DATA EXCERPTS:
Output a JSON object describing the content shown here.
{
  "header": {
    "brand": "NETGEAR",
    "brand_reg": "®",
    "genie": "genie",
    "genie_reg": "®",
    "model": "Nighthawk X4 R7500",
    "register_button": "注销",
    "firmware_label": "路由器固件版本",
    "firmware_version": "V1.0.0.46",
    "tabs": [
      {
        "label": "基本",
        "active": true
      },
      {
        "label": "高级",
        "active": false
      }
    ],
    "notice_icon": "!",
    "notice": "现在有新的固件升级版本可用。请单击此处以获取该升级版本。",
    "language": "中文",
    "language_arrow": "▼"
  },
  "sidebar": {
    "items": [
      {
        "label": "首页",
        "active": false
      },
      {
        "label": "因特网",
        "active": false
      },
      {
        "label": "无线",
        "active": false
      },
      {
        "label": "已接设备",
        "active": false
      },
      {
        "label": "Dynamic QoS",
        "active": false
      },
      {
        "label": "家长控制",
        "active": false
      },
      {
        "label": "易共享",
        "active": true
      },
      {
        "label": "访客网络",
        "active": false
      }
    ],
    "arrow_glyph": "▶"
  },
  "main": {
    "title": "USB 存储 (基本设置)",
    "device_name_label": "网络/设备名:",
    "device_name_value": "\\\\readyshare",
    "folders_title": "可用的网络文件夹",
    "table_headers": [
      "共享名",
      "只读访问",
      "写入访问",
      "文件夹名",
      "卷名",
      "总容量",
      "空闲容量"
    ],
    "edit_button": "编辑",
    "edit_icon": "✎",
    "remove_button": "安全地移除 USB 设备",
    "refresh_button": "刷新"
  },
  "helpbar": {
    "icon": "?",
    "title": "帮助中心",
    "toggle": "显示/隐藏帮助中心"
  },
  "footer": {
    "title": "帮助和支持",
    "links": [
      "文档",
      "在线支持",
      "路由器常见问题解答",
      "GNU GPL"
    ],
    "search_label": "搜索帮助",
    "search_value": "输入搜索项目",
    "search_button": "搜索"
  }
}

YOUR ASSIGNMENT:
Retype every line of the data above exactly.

TASK ANSWER:
Output a JSON object describing the content shown here.
{
  "header": {
    "brand": "NETGEAR",
    "brand_reg": "®",
    "genie": "genie",
    "genie_reg": "®",
    "model": "Nighthawk X4 R7500",
    "register_button": "注销",
    "firmware_label": "路由器固件版本",
    "firmware_version": "V1.0.0.46",
    "tabs": [
      {
        "label": "基本",
        "active": true
      },
      {
        "label": "高级",
        "active": false
      }
    ],
    "notice_icon": "!",
    "notice": "现在有新的固件升级版本可用。请单击此处以获取该升级版本。",
    "language": "中文",
    "language_arrow": "▼"
  },
  "sidebar": {
    "items": [
      {
        "label": "首页",
        "active": false
      },
      {
        "label": "因特网",
        "active": false
      },
      {
        "label": "无线",
        "active": false
      },
      {
        "label": "已接设备",
        "active": false
      },
      {
        "label": "Dynamic QoS",
        "active": false
      },
      {
        "label": "家长控制",
        "active": false
      },
      {
        "label": "易共享",
        "active": true
      },
      {
        "label": "访客网络",
        "active": false
      }
    ],
    "arrow_glyph": "▶"
  },
  "main": {
    "title": "USB 存储 (基本设置)",
    "device_name_label": "网络/设备名:",
    "device_name_value": "\\\\readyshare",
    "folders_title": "可用的网络文件夹",
    "table_headers": [
      "共享名",
      "只读访问",
      "写入访问",
      "文件夹名",
      "卷名",
      "总容量",
      "空闲容量"
    ],
    "edit_button": "编辑",
    "edit_icon": "✎",
    "remove_button": "安全地移除 USB 设备",
    "refresh_button": "刷新"
  },
  "helpbar": {
    "icon": "?",
    "title": "帮助中心",
    "toggle": "显示/隐藏帮助中心"
  },
  "footer": {
    "title": "帮助和支持",
    "links": [
      "文档",
      "在线支持",
      "路由器常见问题解答",
      "GNU GPL"
    ],
    "search_label": "搜索帮助",
    "search_value": "输入搜索项目",
    "search_button": "搜索"
  }
}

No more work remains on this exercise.